In their study, researchers had healthy subjects spend two nights in their sleep lab: the first, intentionally sleep deprived, and the following, restful. In the morning, researchers showed the subjects “distressing” video clips to evoke an emotional reaction, and then took fMRI scans of their brains. On the morning after disturbed sleep, subjects’ brains showed significantly more activity in “emotion-generating” areas of the brain, like the amygdala and the dorsal anterior cingulate cortex, both of which process negative emotions like fear, and both of which are highly active in people with anxiety disorders. Researchers found that subjects experienced 30 percent higher anxiety on the day following poor sleep than on the day following restful sleep, with half of those subjects reaching levels which met the threshold for a clinical anxiety disorder.
“[Brain] regions that help us regulate emotions are the ones that help keep us less anxious and keep us calm, and those regions are very sensitive to sleep loss,” Ben-Simon told Popular Science.

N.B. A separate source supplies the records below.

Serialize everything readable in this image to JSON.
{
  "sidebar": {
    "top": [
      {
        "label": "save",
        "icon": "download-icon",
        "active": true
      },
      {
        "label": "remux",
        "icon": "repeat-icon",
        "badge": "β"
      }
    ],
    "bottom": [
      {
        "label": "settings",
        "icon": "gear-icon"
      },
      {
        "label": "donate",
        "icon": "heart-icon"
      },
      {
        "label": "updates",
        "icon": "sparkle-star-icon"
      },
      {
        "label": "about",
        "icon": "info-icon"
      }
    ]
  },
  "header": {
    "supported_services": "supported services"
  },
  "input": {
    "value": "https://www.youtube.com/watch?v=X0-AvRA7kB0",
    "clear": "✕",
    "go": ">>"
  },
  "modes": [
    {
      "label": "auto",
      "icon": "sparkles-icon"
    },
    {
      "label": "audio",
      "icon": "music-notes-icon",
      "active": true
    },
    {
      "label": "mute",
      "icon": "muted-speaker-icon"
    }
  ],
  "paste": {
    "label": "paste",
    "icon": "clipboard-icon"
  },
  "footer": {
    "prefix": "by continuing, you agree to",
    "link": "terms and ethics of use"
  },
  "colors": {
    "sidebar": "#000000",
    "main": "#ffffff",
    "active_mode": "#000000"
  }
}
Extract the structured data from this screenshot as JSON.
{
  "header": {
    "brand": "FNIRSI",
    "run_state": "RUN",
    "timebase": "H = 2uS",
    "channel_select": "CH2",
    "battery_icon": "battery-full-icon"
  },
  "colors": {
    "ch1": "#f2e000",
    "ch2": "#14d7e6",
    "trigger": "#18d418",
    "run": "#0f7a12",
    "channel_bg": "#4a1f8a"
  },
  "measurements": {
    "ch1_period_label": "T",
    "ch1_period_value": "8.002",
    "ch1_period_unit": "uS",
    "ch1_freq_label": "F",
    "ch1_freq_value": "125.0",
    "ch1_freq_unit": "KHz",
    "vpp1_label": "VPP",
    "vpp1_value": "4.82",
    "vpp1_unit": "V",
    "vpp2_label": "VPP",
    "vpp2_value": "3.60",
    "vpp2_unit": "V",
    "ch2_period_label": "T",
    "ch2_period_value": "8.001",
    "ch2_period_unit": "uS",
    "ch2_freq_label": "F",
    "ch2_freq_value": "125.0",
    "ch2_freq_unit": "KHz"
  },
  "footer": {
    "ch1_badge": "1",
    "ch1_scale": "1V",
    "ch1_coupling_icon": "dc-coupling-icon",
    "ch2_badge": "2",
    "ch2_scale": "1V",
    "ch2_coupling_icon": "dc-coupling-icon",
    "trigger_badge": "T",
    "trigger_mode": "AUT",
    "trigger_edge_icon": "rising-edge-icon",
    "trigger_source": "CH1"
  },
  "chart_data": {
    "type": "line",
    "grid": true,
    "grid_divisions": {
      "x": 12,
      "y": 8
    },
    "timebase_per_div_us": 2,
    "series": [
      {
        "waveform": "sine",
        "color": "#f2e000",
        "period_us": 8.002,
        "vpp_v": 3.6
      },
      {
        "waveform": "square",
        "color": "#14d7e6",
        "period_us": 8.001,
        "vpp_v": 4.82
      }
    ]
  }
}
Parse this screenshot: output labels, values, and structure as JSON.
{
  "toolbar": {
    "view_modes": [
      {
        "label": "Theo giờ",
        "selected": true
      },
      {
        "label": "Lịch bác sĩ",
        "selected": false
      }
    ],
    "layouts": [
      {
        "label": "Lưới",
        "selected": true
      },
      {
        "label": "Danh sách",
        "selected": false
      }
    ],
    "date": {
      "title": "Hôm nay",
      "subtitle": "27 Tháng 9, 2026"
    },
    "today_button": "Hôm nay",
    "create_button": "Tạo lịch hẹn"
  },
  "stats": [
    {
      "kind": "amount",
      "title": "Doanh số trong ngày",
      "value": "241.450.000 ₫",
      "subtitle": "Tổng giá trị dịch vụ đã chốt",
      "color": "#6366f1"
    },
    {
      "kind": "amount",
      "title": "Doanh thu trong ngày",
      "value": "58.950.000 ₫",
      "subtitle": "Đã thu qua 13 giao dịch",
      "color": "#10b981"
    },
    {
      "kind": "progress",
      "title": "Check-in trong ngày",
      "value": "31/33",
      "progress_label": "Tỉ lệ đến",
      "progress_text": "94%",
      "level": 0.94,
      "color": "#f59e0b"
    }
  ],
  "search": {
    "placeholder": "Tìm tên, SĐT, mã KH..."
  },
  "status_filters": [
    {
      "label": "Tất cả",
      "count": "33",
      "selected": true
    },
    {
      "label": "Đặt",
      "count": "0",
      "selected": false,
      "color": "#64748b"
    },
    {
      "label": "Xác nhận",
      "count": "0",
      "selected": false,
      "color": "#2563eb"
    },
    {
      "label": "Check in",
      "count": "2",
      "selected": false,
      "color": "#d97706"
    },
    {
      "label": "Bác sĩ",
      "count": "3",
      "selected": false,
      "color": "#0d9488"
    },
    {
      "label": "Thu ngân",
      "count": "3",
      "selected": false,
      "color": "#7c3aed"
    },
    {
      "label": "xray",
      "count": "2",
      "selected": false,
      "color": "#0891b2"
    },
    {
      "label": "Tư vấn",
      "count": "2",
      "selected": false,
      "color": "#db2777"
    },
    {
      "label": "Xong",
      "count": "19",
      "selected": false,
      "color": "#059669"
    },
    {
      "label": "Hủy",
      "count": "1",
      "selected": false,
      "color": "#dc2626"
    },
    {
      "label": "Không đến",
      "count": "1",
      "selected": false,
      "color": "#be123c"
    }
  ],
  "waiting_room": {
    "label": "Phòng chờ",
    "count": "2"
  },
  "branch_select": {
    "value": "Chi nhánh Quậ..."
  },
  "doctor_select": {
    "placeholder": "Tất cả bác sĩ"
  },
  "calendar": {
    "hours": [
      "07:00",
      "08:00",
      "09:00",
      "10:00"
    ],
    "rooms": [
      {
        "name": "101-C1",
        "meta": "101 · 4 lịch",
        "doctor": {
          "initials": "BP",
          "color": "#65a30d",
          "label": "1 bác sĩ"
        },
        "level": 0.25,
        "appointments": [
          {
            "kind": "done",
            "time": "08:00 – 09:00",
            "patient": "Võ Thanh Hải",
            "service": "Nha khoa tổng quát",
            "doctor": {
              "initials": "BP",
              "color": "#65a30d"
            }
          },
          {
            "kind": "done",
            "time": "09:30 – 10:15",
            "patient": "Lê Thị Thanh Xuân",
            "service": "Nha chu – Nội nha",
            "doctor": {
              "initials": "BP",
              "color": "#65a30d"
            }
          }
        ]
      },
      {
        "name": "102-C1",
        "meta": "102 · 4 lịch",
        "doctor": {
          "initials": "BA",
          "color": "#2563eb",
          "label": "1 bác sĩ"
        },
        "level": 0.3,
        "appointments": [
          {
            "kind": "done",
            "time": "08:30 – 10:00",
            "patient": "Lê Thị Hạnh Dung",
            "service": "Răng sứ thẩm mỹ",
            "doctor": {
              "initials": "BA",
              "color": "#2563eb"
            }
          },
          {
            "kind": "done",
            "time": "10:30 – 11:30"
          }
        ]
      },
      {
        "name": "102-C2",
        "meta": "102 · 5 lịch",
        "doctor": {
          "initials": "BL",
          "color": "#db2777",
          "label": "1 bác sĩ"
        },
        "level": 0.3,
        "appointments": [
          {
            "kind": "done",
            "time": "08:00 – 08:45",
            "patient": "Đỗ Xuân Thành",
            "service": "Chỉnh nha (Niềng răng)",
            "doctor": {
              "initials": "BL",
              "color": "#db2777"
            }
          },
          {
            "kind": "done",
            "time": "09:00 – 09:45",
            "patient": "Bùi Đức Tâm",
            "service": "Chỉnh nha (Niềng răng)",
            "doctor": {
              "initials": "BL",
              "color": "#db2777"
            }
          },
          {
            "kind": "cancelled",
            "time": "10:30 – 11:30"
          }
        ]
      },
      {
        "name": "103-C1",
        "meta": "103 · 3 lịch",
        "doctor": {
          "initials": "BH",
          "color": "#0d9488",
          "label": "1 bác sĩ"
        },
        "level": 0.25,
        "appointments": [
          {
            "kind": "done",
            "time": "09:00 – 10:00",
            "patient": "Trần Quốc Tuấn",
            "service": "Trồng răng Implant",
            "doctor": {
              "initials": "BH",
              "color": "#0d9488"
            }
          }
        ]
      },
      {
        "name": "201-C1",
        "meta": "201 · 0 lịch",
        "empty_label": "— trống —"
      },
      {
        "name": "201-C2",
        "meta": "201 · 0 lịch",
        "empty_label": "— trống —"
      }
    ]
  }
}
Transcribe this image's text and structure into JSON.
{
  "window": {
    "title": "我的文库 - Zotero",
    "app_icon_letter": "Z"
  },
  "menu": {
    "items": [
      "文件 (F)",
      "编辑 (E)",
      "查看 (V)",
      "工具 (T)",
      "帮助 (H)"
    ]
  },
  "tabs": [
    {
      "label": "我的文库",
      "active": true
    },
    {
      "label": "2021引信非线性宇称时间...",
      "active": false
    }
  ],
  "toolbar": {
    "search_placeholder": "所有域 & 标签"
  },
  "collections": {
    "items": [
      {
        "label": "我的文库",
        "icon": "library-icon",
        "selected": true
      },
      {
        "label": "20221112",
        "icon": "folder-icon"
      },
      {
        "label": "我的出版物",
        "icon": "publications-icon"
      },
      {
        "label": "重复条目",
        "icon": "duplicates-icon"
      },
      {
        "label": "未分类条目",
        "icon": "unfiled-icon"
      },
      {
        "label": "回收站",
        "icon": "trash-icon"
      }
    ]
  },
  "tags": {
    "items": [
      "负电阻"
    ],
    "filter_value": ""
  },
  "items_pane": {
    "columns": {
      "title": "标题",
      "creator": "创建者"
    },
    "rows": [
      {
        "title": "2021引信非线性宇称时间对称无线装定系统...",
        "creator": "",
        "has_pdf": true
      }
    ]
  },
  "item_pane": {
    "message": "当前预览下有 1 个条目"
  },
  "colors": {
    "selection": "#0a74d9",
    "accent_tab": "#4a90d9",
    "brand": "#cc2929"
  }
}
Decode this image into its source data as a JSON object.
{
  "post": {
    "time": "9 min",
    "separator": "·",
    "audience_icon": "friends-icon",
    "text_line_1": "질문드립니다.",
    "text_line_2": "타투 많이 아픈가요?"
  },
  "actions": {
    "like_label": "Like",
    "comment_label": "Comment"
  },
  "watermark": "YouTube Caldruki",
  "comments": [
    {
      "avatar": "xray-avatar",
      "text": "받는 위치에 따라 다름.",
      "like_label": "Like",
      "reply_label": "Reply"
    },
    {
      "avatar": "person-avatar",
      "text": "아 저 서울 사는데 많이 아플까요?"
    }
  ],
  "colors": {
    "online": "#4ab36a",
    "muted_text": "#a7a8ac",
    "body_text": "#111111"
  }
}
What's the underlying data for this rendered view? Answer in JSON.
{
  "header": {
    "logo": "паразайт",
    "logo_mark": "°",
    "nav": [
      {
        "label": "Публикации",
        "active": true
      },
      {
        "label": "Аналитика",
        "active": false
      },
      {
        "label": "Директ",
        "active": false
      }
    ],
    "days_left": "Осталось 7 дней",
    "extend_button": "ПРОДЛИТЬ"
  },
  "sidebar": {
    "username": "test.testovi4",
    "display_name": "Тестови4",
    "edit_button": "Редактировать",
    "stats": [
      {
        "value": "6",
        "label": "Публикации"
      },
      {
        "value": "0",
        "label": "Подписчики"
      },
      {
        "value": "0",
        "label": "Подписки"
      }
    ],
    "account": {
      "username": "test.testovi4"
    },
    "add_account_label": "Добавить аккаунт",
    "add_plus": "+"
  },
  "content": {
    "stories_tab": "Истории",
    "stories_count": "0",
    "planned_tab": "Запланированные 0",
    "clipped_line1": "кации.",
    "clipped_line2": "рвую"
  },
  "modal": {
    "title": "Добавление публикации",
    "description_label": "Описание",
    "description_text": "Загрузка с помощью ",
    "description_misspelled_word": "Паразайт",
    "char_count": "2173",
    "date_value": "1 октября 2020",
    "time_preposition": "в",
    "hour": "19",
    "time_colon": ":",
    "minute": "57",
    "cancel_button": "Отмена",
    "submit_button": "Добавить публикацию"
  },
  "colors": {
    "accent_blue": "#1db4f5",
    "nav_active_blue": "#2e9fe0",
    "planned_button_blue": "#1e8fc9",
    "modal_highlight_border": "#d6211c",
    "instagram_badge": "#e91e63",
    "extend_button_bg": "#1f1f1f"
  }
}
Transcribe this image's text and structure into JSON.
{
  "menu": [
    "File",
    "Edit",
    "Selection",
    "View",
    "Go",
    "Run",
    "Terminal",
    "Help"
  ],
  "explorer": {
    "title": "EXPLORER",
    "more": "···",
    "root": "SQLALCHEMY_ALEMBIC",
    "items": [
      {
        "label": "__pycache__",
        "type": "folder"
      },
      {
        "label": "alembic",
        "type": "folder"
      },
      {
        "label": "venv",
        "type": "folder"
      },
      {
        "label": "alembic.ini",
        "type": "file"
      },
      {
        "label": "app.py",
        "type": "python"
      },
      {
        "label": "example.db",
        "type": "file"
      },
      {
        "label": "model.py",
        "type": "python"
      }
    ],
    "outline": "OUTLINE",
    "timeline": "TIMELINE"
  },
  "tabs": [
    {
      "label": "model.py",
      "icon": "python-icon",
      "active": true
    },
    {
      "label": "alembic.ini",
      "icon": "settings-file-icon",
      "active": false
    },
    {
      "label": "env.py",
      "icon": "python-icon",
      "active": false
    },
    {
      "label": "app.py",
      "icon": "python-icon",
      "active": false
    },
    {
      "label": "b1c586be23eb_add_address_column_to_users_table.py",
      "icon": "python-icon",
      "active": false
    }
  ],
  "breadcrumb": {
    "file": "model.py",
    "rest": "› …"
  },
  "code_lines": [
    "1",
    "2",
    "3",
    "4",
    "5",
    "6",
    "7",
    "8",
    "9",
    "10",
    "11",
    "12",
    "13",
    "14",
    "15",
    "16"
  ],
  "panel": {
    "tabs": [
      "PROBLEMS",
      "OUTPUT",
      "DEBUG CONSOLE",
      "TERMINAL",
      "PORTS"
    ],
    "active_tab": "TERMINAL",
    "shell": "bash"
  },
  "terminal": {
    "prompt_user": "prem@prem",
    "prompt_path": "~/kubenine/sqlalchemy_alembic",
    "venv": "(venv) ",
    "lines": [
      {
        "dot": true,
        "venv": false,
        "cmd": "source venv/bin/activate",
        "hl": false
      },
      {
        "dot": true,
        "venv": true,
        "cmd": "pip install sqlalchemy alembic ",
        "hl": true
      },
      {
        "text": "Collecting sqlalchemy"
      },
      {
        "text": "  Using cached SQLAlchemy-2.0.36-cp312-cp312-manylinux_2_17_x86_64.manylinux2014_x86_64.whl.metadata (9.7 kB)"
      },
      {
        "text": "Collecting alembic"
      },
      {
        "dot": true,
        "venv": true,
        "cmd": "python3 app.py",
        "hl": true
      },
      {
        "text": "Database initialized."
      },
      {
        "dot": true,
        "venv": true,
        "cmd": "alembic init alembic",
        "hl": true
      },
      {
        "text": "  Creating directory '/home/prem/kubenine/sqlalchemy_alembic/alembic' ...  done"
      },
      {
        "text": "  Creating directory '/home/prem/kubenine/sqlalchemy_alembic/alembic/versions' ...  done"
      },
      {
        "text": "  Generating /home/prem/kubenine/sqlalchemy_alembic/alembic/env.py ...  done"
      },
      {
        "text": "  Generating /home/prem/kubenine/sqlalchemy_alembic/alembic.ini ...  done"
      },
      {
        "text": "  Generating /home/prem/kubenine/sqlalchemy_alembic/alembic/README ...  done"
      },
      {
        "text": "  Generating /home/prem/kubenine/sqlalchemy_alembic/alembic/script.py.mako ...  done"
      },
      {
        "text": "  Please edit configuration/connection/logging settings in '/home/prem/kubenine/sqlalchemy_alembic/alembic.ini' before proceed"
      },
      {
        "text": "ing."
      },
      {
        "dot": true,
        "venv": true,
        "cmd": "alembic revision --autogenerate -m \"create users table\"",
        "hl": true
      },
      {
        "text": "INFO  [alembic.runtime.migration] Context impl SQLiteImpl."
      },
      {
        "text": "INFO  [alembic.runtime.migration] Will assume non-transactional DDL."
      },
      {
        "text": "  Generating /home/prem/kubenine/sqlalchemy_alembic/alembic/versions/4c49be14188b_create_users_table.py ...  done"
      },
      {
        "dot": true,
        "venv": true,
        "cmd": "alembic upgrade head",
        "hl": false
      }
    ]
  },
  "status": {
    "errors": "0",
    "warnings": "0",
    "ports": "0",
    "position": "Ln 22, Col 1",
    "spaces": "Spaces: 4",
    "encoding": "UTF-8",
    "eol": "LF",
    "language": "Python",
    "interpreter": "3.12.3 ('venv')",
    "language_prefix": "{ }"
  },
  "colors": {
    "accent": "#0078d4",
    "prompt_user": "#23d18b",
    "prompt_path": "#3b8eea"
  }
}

Which brings us to another emotion that is very susceptible to sleep loss: anger. Another study, recently published in the Journal of Experimental Psychology: General, found that sleep-deprived individuals (those subjects asked to restrict their sleep by two to four hours a night for two nights — like I did, selflessly, last night) rated themselves substantially angrier than their well-rested counterparts (who averaged 7 hours of sleep a night).
While the anxiety experiment showed subjects returning to normal stress levels after resuming quality sleep, both studies revealed the potential for a compounding problem — sleep-deprived individuals only got angrier with each sleepless night, just as people with insomnia tend to get more anxious over time. These issues may also be cyclical; certainly, anxious people experience more difficulty sleeping, and one could speculate that the same might apply to angry people, though, personally, I find anger exhausting. (Stress, too, in certain cases.) Based on their results, the authors of the anger study are collecting data to see if sleep loss causes actual aggression toward others, which seems like a probable “yes.”
Some (but not all) anti-anxiety medications may reduce sleep disturbances, but it’s unclear which (if any) have a net-positive impact on sleep quality, which is why many neurologists consider cognitive behavioral therapy (CBT) a better, lower-risk treatment option for sleep deprivation. The hope, then, is that treating one’s sleep deprivation would improve one’s anxiety, or one’s anger, or both. Everything is related, and it’s hard to get every variable in the right place and then keep it there. But the main thing is that everyone should go to bed at 8:45.